◆ Exercise directions ◆
All lines with the word "Authenticated" are to be found and copied from the listing.

◆ Data provided ◆
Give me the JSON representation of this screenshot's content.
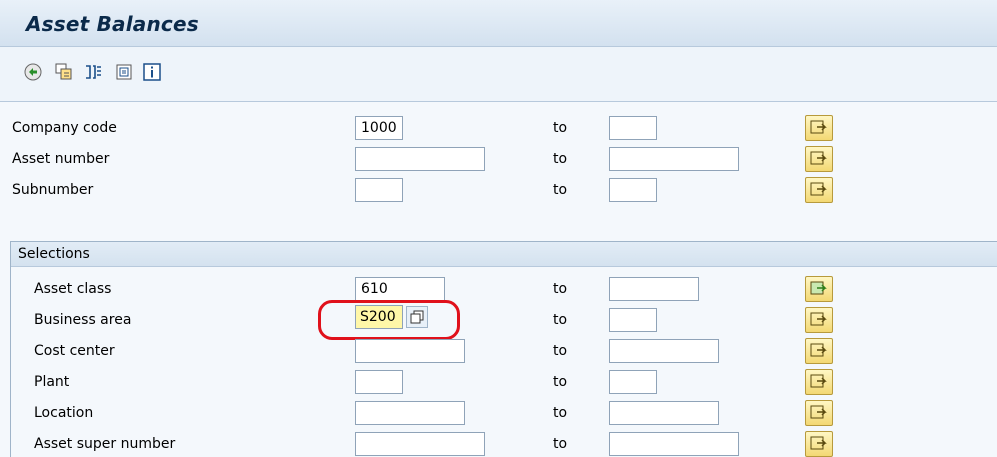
{
  "title": "Asset Balances",
  "toolbar": {
    "items": [
      {
        "icon": "execute-icon"
      },
      {
        "icon": "get-variant-icon"
      },
      {
        "icon": "dynamic-selections-icon"
      },
      {
        "icon": "data-sources-icon"
      },
      {
        "icon": "info-icon"
      }
    ]
  },
  "fields": [
    {
      "label": "Company code",
      "from": "1000",
      "to": ""
    },
    {
      "label": "Asset number",
      "from": "",
      "to": ""
    },
    {
      "label": "Subnumber",
      "from": "",
      "to": ""
    }
  ],
  "to_label": "to",
  "selections": {
    "title": "Selections",
    "fields": [
      {
        "label": "Asset class",
        "from": "610",
        "to": ""
      },
      {
        "label": "Business area",
        "from": "S200",
        "to": ""
      },
      {
        "label": "Cost center",
        "from": "",
        "to": ""
      },
      {
        "label": "Plant",
        "from": "",
        "to": ""
      },
      {
        "label": "Location",
        "from": "",
        "to": ""
      },
      {
        "label": "Asset super number",
        "from": "",
        "to": ""
      }
    ]
  },
  "colors": {
    "highlight": "#e0111b",
    "focus_field": "#fff7a8"
  }
}
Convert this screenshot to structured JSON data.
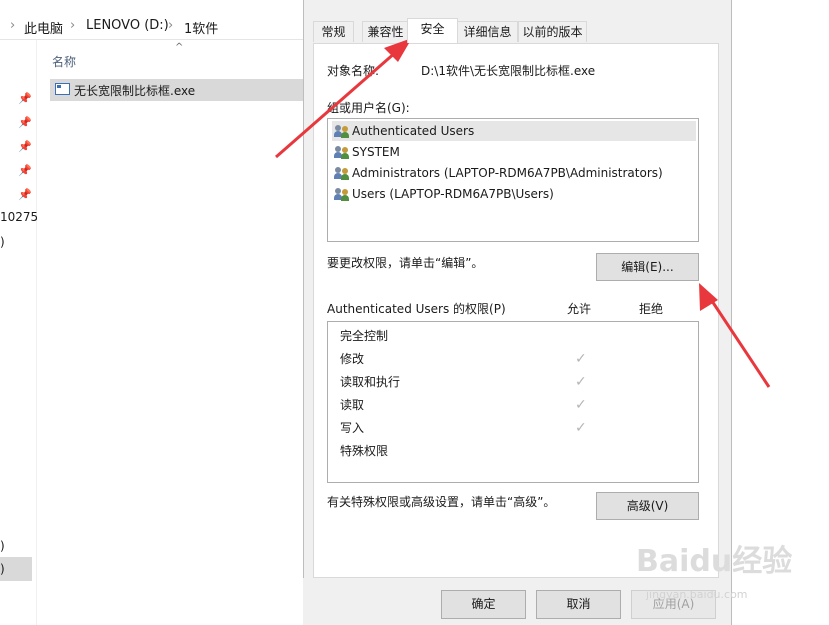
{
  "explorer": {
    "breadcrumb": [
      "此电脑",
      "LENOVO (D:)",
      "1软件"
    ],
    "column_header": "名称",
    "file_name": "无长宽限制比标框.exe",
    "left_fragments": [
      "10275",
      ")",
      ")",
      ")"
    ]
  },
  "dialog": {
    "tabs": [
      "常规",
      "兼容性",
      "安全",
      "详细信息",
      "以前的版本"
    ],
    "active_tab": "安全",
    "object_name_label": "对象名称:",
    "object_name_value": "D:\\1软件\\无长宽限制比标框.exe",
    "groups_label": "组或用户名(G):",
    "users": [
      "Authenticated Users",
      "SYSTEM",
      "Administrators (LAPTOP-RDM6A7PB\\Administrators)",
      "Users (LAPTOP-RDM6A7PB\\Users)"
    ],
    "change_hint": "要更改权限，请单击“编辑”。",
    "edit_button": "编辑(E)...",
    "perm_title": "Authenticated Users 的权限(P)",
    "allow_label": "允许",
    "deny_label": "拒绝",
    "permissions": [
      {
        "name": "完全控制",
        "allow": false
      },
      {
        "name": "修改",
        "allow": true
      },
      {
        "name": "读取和执行",
        "allow": true
      },
      {
        "name": "读取",
        "allow": true
      },
      {
        "name": "写入",
        "allow": true
      },
      {
        "name": "特殊权限",
        "allow": false
      }
    ],
    "advanced_hint": "有关特殊权限或高级设置，请单击“高级”。",
    "advanced_button": "高级(V)",
    "ok_button": "确定",
    "cancel_button": "取消",
    "apply_button": "应用(A)"
  },
  "watermark": {
    "brand": "Baidu经验",
    "url": "jingyan.baidu.com"
  },
  "colors": {
    "arrow": "#e8383d",
    "dialog_bg": "#f0f0f0",
    "selection": "#d9d9d9"
  }
}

◆ Response to this task ◆
      "Authenticated Users",
    "perm_title": "Authenticated Users 的权限(P)",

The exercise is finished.